_ASSIGNMENT_. Should a line below contain the word "icon", report it.

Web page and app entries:
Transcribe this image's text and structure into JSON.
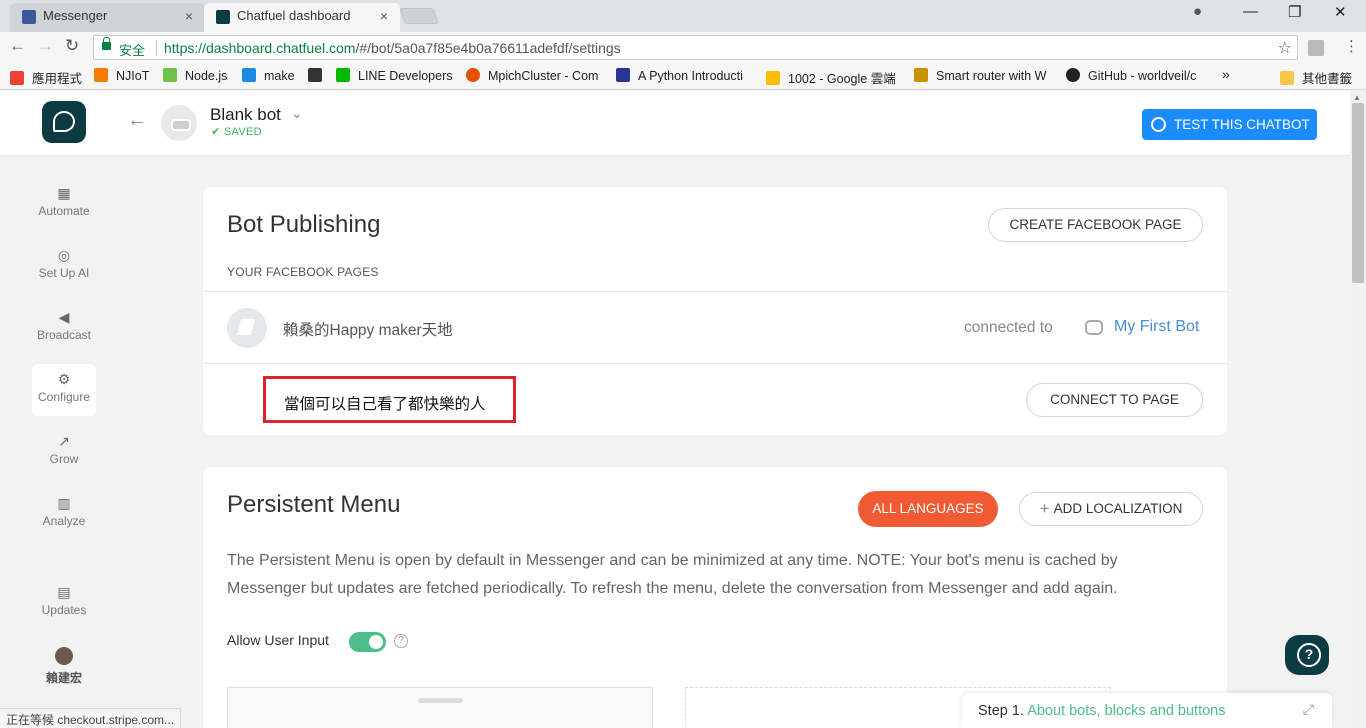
{
  "browser": {
    "tabs": [
      {
        "label": "Messenger",
        "close": "×"
      },
      {
        "label": "Chatfuel dashboard",
        "close": "×"
      }
    ],
    "window_controls": {
      "account": "●",
      "minimize": "—",
      "restore": "❐",
      "close": "✕"
    },
    "nav": {
      "back": "←",
      "forward": "→",
      "reload": "↻"
    },
    "secure_label": "安全",
    "url_host": "https://dashboard.chatfuel.com",
    "url_path": "/#/bot/5a0a7f85e4b0a76611adefdf/settings",
    "star": "☆",
    "menu": "⋮",
    "bookmarks": [
      {
        "label": "應用程式",
        "color": "#e94235"
      },
      {
        "label": "NJIoT",
        "color": "#f57c00"
      },
      {
        "label": "Node.js",
        "color": "#6cc24a"
      },
      {
        "label": "make",
        "color": "#1e88e5"
      },
      {
        "label": "",
        "color": "#333333"
      },
      {
        "label": "LINE Developers",
        "color": "#00b900"
      },
      {
        "label": "MpichCluster - Com",
        "color": "#e65100"
      },
      {
        "label": "A Python Introducti",
        "color": "#283593"
      },
      {
        "label": "1002 - Google 雲端",
        "color": "#fbbc04"
      },
      {
        "label": "Smart router with W",
        "color": "#c79100"
      },
      {
        "label": "GitHub - worldveil/c",
        "color": "#222222"
      }
    ],
    "bookmarks_more": "»",
    "other_bookmarks": "其他書籤",
    "status_text": "正在等候 checkout.stripe.com..."
  },
  "header": {
    "back_arrow": "←",
    "bot_name": "Blank bot",
    "dropdown": "⌄",
    "saved": "✔ SAVED",
    "test_button": "TEST THIS CHATBOT"
  },
  "sidebar": {
    "items": [
      {
        "label": "Automate",
        "icon": "▦"
      },
      {
        "label": "Set Up AI",
        "icon": "◎"
      },
      {
        "label": "Broadcast",
        "icon": "◀"
      },
      {
        "label": "Configure",
        "icon": "⚙"
      },
      {
        "label": "Grow",
        "icon": "↗"
      },
      {
        "label": "Analyze",
        "icon": "▥"
      },
      {
        "label": "Updates",
        "icon": "▤"
      },
      {
        "label": "賴建宏",
        "icon": ""
      }
    ]
  },
  "publishing": {
    "title": "Bot Publishing",
    "create_button": "CREATE FACEBOOK PAGE",
    "subheading": "YOUR FACEBOOK PAGES",
    "page1_name": "賴桑的Happy maker天地",
    "connected_to": "connected to",
    "bot_link": "My First Bot",
    "page2_name": "當個可以自己看了都快樂的人",
    "connect_button": "CONNECT TO PAGE"
  },
  "persistent_menu": {
    "title": "Persistent Menu",
    "all_languages": "ALL LANGUAGES",
    "add_localization": "ADD LOCALIZATION",
    "plus": "+",
    "description": "The Persistent Menu is open by default in Messenger and can be minimized at any time. NOTE: Your bot's menu is cached by Messenger but updates are fetched periodically. To refresh the menu, delete the conversation from Messenger and add again.",
    "allow_user_input": "Allow User Input",
    "toggle_on": true,
    "help": "?"
  },
  "step_panel": {
    "step": "Step 1.",
    "link": "About bots, blocks and buttons",
    "expand": "⤢"
  },
  "colors": {
    "brand": "#0d3b44",
    "primary": "#1a8cff",
    "accent": "#f05b33",
    "success": "#4dbd89",
    "highlight": "#e0212b"
  }
}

_THE COMPLETED TASK_.
        "icon": "▦"
        "icon": "◎"
        "icon": "◀"
        "icon": "⚙"
        "icon": "↗"
        "icon": "▥"
        "icon": "▤"
        "icon": ""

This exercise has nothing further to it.